■ **TASK TO COMPLETE**
What follows is a set of records. Copy them exactly and leave out the images.

══ RECORDS FOR THIS TASK

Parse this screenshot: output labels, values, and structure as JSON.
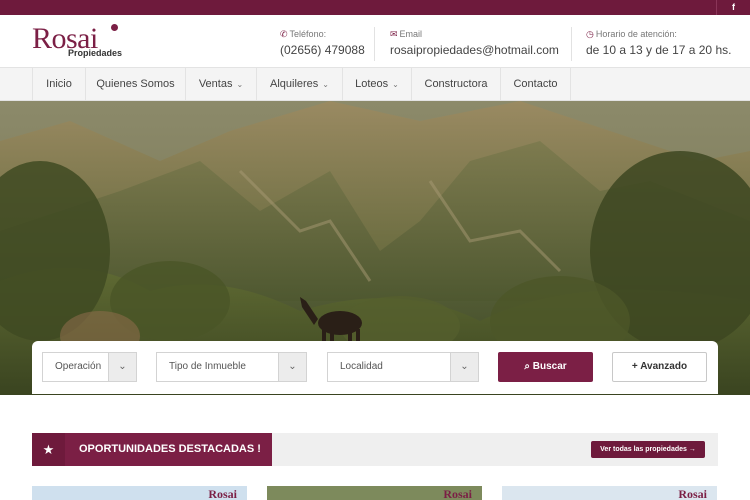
{
  "topbar": {
    "social_icon": "f"
  },
  "logo": {
    "name": "Rosai",
    "tagline": "Propiedades"
  },
  "contact": {
    "phone_label": "Teléfono:",
    "phone_icon": "phone-icon",
    "phone_value": "(02656) 479088",
    "email_label": "Email",
    "email_icon": "envelope-icon",
    "email_value": "rosaipropiedades@hotmail.com",
    "hours_label": "Horario de atención:",
    "hours_icon": "clock-icon",
    "hours_value": "de 10 a 13 y de 17 a 20 hs."
  },
  "nav": {
    "items": [
      {
        "label": "Inicio"
      },
      {
        "label": "Quienes Somos"
      },
      {
        "label": "Ventas",
        "chevron": "⌄"
      },
      {
        "label": "Alquileres",
        "chevron": "⌄"
      },
      {
        "label": "Loteos",
        "chevron": "⌄"
      },
      {
        "label": "Constructora"
      },
      {
        "label": "Contacto"
      }
    ]
  },
  "search": {
    "operacion": "Operación",
    "tipo": "Tipo de Inmueble",
    "localidad": "Localidad",
    "buscar": "Buscar",
    "avanzado": "Avanzado"
  },
  "featured": {
    "title": "OPORTUNIDADES DESTACADAS !",
    "view_all": "Ver todas las propiedades"
  },
  "cards": [
    {
      "watermark": "Rosai"
    },
    {
      "watermark": "Rosai"
    },
    {
      "watermark": "Rosai"
    }
  ],
  "colors": {
    "brand": "#7b1f45",
    "brand_dark": "#6e1a3c"
  }
}
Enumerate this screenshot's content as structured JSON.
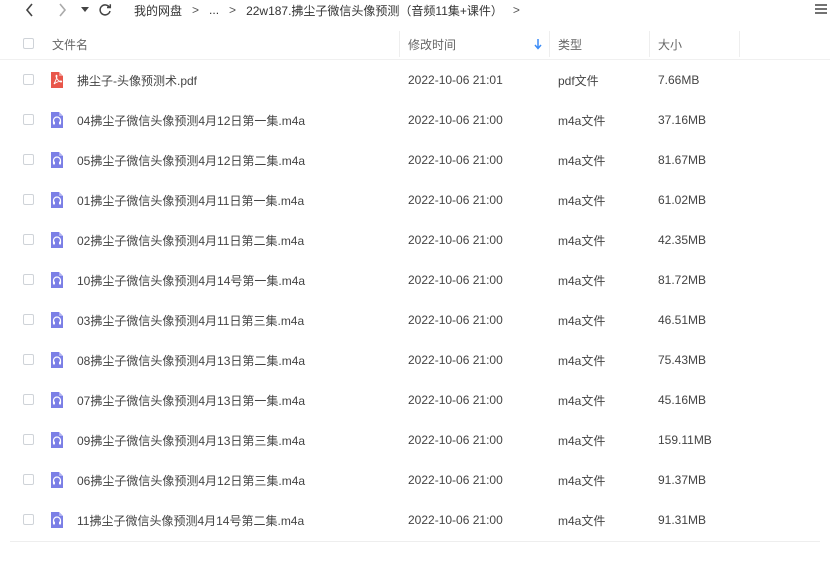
{
  "toolbar": {
    "breadcrumb": [
      "我的网盘",
      "...",
      "22w187.拂尘子微信头像预测（音频11集+课件）"
    ],
    "separator": ">"
  },
  "header": {
    "name": "文件名",
    "modified": "修改时间",
    "type": "类型",
    "size": "大小"
  },
  "colors": {
    "pdf": "#e8564a",
    "audio": "#7b7fe6",
    "sort_arrow": "#3b8cf7"
  },
  "files": [
    {
      "name": "拂尘子-头像预测术.pdf",
      "modified": "2022-10-06 21:01",
      "type": "pdf文件",
      "size": "7.66MB",
      "icon": "pdf-icon"
    },
    {
      "name": "04拂尘子微信头像预测4月12日第一集.m4a",
      "modified": "2022-10-06 21:00",
      "type": "m4a文件",
      "size": "37.16MB",
      "icon": "audio-icon"
    },
    {
      "name": "05拂尘子微信头像预测4月12日第二集.m4a",
      "modified": "2022-10-06 21:00",
      "type": "m4a文件",
      "size": "81.67MB",
      "icon": "audio-icon"
    },
    {
      "name": "01拂尘子微信头像预测4月11日第一集.m4a",
      "modified": "2022-10-06 21:00",
      "type": "m4a文件",
      "size": "61.02MB",
      "icon": "audio-icon"
    },
    {
      "name": "02拂尘子微信头像预测4月11日第二集.m4a",
      "modified": "2022-10-06 21:00",
      "type": "m4a文件",
      "size": "42.35MB",
      "icon": "audio-icon"
    },
    {
      "name": "10拂尘子微信头像预测4月14号第一集.m4a",
      "modified": "2022-10-06 21:00",
      "type": "m4a文件",
      "size": "81.72MB",
      "icon": "audio-icon"
    },
    {
      "name": "03拂尘子微信头像预测4月11日第三集.m4a",
      "modified": "2022-10-06 21:00",
      "type": "m4a文件",
      "size": "46.51MB",
      "icon": "audio-icon"
    },
    {
      "name": "08拂尘子微信头像预测4月13日第二集.m4a",
      "modified": "2022-10-06 21:00",
      "type": "m4a文件",
      "size": "75.43MB",
      "icon": "audio-icon"
    },
    {
      "name": "07拂尘子微信头像预测4月13日第一集.m4a",
      "modified": "2022-10-06 21:00",
      "type": "m4a文件",
      "size": "45.16MB",
      "icon": "audio-icon"
    },
    {
      "name": "09拂尘子微信头像预测4月13日第三集.m4a",
      "modified": "2022-10-06 21:00",
      "type": "m4a文件",
      "size": "159.11MB",
      "icon": "audio-icon"
    },
    {
      "name": "06拂尘子微信头像预测4月12日第三集.m4a",
      "modified": "2022-10-06 21:00",
      "type": "m4a文件",
      "size": "91.37MB",
      "icon": "audio-icon"
    },
    {
      "name": "11拂尘子微信头像预测4月14号第二集.m4a",
      "modified": "2022-10-06 21:00",
      "type": "m4a文件",
      "size": "91.31MB",
      "icon": "audio-icon"
    }
  ]
}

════

■ **WRITTEN ANSWER**
Parse this screenshot: output labels, values, and structure as JSON.
{
  "topbar": {
    "social_icon": "f"
  },
  "logo": {
    "name": "Rosai",
    "tagline": "Propiedades"
  },
  "contact": {
    "phone_label": "Teléfono:",
    "phone_icon": "phone-icon",
    "phone_value": "(02656) 479088",
    "email_label": "Email",
    "email_icon": "envelope-icon",
    "email_value": "rosaipropiedades@hotmail.com",
    "hours_label": "Horario de atención:",
    "hours_icon": "clock-icon",
    "hours_value": "de 10 a 13 y de 17 a 20 hs."
  },
  "nav": {
    "items": [
      {
        "label": "Inicio"
      },
      {
        "label": "Quienes Somos"
      },
      {
        "label": "Ventas",
        "chevron": "⌄"
      },
      {
        "label": "Alquileres",
        "chevron": "⌄"
      },
      {
        "label": "Loteos",
        "chevron": "⌄"
      },
      {
        "label": "Constructora"
      },
      {
        "label": "Contacto"
      }
    ]
  },
  "search": {
    "operacion": "Operación",
    "tipo": "Tipo de Inmueble",
    "localidad": "Localidad",
    "buscar": "Buscar",
    "avanzado": "Avanzado"
  },
  "featured": {
    "title": "OPORTUNIDADES DESTACADAS !",
    "view_all": "Ver todas las propiedades"
  },
  "cards": [
    {
      "watermark": "Rosai"
    },
    {
      "watermark": "Rosai"
    },
    {
      "watermark": "Rosai"
    }
  ],
  "colors": {
    "brand": "#7b1f45",
    "brand_dark": "#6e1a3c"
  }
}
Enumerate this screenshot's content as structured JSON.
{
  "toolbar": {
    "breadcrumb": [
      "我的网盘",
      "...",
      "22w187.拂尘子微信头像预测（音频11集+课件）"
    ],
    "separator": ">"
  },
  "header": {
    "name": "文件名",
    "modified": "修改时间",
    "type": "类型",
    "size": "大小"
  },
  "colors": {
    "pdf": "#e8564a",
    "audio": "#7b7fe6",
    "sort_arrow": "#3b8cf7"
  },
  "files": [
    {
      "name": "拂尘子-头像预测术.pdf",
      "modified": "2022-10-06 21:01",
      "type": "pdf文件",
      "size": "7.66MB",
      "icon": "pdf-icon"
    },
    {
      "name": "04拂尘子微信头像预测4月12日第一集.m4a",
      "modified": "2022-10-06 21:00",
      "type": "m4a文件",
      "size": "37.16MB",
      "icon": "audio-icon"
    },
    {
      "name": "05拂尘子微信头像预测4月12日第二集.m4a",
      "modified": "2022-10-06 21:00",
      "type": "m4a文件",
      "size": "81.67MB",
      "icon": "audio-icon"
    },
    {
      "name": "01拂尘子微信头像预测4月11日第一集.m4a",
      "modified": "2022-10-06 21:00",
      "type": "m4a文件",
      "size": "61.02MB",
      "icon": "audio-icon"
    },
    {
      "name": "02拂尘子微信头像预测4月11日第二集.m4a",
      "modified": "2022-10-06 21:00",
      "type": "m4a文件",
      "size": "42.35MB",
      "icon": "audio-icon"
    },
    {
      "name": "10拂尘子微信头像预测4月14号第一集.m4a",
      "modified": "2022-10-06 21:00",
      "type": "m4a文件",
      "size": "81.72MB",
      "icon": "audio-icon"
    },
    {
      "name": "03拂尘子微信头像预测4月11日第三集.m4a",
      "modified": "2022-10-06 21:00",
      "type": "m4a文件",
      "size": "46.51MB",
      "icon": "audio-icon"
    },
    {
      "name": "08拂尘子微信头像预测4月13日第二集.m4a",
      "modified": "2022-10-06 21:00",
      "type": "m4a文件",
      "size": "75.43MB",
      "icon": "audio-icon"
    },
    {
      "name": "07拂尘子微信头像预测4月13日第一集.m4a",
      "modified": "2022-10-06 21:00",
      "type": "m4a文件",
      "size": "45.16MB",
      "icon": "audio-icon"
    },
    {
      "name": "09拂尘子微信头像预测4月13日第三集.m4a",
      "modified": "2022-10-06 21:00",
      "type": "m4a文件",
      "size": "159.11MB",
      "icon": "audio-icon"
    },
    {
      "name": "06拂尘子微信头像预测4月12日第三集.m4a",
      "modified": "2022-10-06 21:00",
      "type": "m4a文件",
      "size": "91.37MB",
      "icon": "audio-icon"
    },
    {
      "name": "11拂尘子微信头像预测4月14号第二集.m4a",
      "modified": "2022-10-06 21:00",
      "type": "m4a文件",
      "size": "91.31MB",
      "icon": "audio-icon"
    }
  ]
}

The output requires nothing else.